Cape Canaveral came into view from the booster’s onboard camera as it reached a top speed of 1,291m/s at the start of the entry burn six minutes and 32 seconds into the flight. Using a staggered ignition & shutdown scheme, the entry burn lasted twenty seconds and slowed the vehicle by 745 meters per second – creating a fairly benign re-entry at a speed of Mach 2.2.

The booster relied on its four actuated grid fins during 50 seconds of atmospheric descent, fine-tuning its course toward LZ-1 as the booster crossed the sound barrier for the second time on Thursday. Ignition of the Center Engine on the landing burn occurred seven minutes and 44 seconds into the flight to slow the booster down for landing, deploying its four landing legs and coming to a gentle on-target touchdown approximately eight minutes and 13 seconds after launch.

Stage 1 just above the cloud deck – Photo: SpaceX Webcast

The successful landing of Block 4 Booster #1040 brought SpaceX’s total to 16 successful recoveries out of 21 tries, involving 14 different boosters (two re-flown boosters were recovered). For landing on land, SpaceX is keeping a perfect 7/7 record and Thursday’s landing was the 12th successful recovery in a row.

While the first stage was going through the motions for landing, the second stage was tasked with earning the money via delivering the X-37B to orbit. Ignition of the MVac engine of the second stage was confirmed shortly after staging and onboard footage from the first stage showed the 13-meter long payload fairing halves tumbling away from the upper stage after separating outside the dense atmosphere. It is unknown whether Thursday’s mission featured a fairing recovery attempt.

Photo: SpaceX Webcast

The expectation for a Low Earth Orbit delivery by Falcon 9 would be for the second stage to reach its target orbit with a single burn, but no information on Thursday’s flight profile was provided. The re-entry area of the second stage over the ocean between Australia and Antarctica points to a major inclination change to occur at some point during second stage flight as the initial heading of Falcon 9 pointed toward a 43-degree orbit and the entry zone is more indicative of a 60-70-degree orbit.

A possibility would be a fairly large dogleg maneuver during the second stage burn to satisfy OTV-5’s requirement of a higher-inclination than its predecessors. The second stage re-entry zone is in effect from T+3 hours and 54 minutes, indicating a fairly long coast will be performed by the vehicle prior to disposal – possibly to deploy secondary payloads.

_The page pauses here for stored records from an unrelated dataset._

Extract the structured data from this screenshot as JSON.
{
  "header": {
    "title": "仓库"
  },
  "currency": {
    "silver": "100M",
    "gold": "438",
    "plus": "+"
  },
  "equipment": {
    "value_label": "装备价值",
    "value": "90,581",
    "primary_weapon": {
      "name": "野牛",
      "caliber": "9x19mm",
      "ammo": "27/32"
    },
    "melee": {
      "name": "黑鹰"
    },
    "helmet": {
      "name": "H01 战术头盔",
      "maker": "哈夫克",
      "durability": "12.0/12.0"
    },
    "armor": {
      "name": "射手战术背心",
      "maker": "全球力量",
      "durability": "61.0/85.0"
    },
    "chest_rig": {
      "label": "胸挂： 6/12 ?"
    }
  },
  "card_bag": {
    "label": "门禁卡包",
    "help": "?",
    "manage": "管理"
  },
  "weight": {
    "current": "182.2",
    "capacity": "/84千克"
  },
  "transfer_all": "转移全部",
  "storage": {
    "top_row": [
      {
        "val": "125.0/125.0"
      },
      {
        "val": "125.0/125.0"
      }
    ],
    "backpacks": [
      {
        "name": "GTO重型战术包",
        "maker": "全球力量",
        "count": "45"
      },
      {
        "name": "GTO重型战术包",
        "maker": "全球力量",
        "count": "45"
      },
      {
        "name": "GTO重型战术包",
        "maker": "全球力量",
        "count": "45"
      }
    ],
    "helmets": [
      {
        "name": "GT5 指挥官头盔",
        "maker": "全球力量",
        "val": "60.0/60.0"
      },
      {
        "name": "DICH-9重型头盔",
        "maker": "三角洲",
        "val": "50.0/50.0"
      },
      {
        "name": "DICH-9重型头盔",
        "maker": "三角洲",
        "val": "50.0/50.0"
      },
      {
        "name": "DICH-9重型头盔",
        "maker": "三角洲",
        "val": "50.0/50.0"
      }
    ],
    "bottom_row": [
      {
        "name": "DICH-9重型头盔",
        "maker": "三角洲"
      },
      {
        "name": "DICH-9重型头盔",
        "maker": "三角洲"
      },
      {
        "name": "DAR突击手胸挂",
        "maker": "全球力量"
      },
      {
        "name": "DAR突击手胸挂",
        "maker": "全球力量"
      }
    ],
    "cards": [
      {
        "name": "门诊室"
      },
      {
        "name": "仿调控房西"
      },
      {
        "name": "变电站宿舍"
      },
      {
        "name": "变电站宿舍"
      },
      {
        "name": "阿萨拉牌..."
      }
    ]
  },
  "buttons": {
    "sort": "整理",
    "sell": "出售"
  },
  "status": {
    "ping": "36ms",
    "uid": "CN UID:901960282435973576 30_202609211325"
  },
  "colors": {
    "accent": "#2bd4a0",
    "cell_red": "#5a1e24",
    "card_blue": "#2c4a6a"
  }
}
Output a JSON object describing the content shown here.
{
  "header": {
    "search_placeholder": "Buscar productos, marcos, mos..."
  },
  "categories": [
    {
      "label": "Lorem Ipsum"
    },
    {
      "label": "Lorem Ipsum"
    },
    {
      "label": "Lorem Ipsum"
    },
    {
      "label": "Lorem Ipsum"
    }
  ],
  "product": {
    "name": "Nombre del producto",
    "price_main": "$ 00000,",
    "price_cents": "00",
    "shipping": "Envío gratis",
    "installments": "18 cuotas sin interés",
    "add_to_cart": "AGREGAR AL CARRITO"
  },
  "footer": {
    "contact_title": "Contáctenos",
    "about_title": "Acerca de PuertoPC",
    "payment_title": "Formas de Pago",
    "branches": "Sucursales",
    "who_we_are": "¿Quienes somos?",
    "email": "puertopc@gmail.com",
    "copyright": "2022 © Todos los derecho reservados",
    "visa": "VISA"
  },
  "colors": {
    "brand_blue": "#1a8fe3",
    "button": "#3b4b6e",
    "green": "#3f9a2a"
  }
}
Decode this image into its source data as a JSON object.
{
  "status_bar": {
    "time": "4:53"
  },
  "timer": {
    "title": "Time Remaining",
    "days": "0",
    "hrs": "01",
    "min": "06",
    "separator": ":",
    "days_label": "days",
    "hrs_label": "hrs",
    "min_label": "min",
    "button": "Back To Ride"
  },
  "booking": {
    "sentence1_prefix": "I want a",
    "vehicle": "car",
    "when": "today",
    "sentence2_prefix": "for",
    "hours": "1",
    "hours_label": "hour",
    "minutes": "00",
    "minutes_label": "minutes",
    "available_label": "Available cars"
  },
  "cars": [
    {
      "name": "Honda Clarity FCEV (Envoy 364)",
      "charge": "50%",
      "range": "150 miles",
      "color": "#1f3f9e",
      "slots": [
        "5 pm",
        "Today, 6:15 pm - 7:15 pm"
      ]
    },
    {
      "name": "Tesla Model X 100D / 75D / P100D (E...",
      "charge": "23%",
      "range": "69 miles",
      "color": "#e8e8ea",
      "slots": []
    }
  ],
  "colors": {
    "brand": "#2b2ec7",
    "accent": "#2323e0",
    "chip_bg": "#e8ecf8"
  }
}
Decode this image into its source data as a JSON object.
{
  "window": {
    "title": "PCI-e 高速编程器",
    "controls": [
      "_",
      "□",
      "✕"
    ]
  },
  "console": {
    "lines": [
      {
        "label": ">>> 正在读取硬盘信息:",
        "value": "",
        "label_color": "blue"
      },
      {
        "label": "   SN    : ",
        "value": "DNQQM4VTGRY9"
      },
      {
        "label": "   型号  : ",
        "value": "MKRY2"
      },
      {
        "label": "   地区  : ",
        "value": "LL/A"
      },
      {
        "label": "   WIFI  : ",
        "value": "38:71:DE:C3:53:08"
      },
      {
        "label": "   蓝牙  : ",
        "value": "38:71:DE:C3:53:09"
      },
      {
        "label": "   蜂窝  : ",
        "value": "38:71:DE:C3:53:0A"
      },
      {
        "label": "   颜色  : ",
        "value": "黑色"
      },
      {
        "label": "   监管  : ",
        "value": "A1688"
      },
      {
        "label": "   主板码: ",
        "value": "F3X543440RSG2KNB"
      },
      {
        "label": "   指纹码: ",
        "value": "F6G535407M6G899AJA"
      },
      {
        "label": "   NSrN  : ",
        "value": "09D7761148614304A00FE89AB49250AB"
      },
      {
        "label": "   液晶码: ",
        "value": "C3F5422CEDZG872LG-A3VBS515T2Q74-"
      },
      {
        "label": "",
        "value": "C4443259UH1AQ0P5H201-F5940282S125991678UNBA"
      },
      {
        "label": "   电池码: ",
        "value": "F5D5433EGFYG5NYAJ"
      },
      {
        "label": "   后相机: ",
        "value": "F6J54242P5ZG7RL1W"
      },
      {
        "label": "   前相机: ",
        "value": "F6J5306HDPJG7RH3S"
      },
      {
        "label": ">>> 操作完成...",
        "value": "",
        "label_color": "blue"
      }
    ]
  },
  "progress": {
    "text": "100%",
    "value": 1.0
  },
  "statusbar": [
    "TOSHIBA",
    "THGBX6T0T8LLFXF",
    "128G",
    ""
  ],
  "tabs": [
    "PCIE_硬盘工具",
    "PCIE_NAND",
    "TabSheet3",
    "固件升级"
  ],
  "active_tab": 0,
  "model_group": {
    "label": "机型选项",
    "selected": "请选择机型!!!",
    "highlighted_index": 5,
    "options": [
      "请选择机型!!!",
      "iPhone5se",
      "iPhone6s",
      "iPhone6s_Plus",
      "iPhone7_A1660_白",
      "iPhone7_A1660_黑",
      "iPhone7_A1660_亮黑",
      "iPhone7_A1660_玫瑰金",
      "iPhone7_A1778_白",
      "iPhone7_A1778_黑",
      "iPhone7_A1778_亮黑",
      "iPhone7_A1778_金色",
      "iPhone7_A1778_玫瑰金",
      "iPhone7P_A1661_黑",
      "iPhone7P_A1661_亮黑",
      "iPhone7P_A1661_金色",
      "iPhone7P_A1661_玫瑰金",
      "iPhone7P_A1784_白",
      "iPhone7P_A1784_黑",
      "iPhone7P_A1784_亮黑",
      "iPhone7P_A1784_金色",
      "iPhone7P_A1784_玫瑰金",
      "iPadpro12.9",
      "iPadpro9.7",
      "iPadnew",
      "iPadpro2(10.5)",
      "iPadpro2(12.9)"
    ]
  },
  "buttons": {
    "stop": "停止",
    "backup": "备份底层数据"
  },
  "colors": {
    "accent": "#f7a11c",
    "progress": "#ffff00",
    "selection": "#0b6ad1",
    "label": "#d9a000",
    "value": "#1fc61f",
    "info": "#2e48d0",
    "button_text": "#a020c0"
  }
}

Successful OTV-5 deployment was confirmed by the Air Force later on Thursday and it is now up to the satellite tracking community to spot the craft in its classified orbit.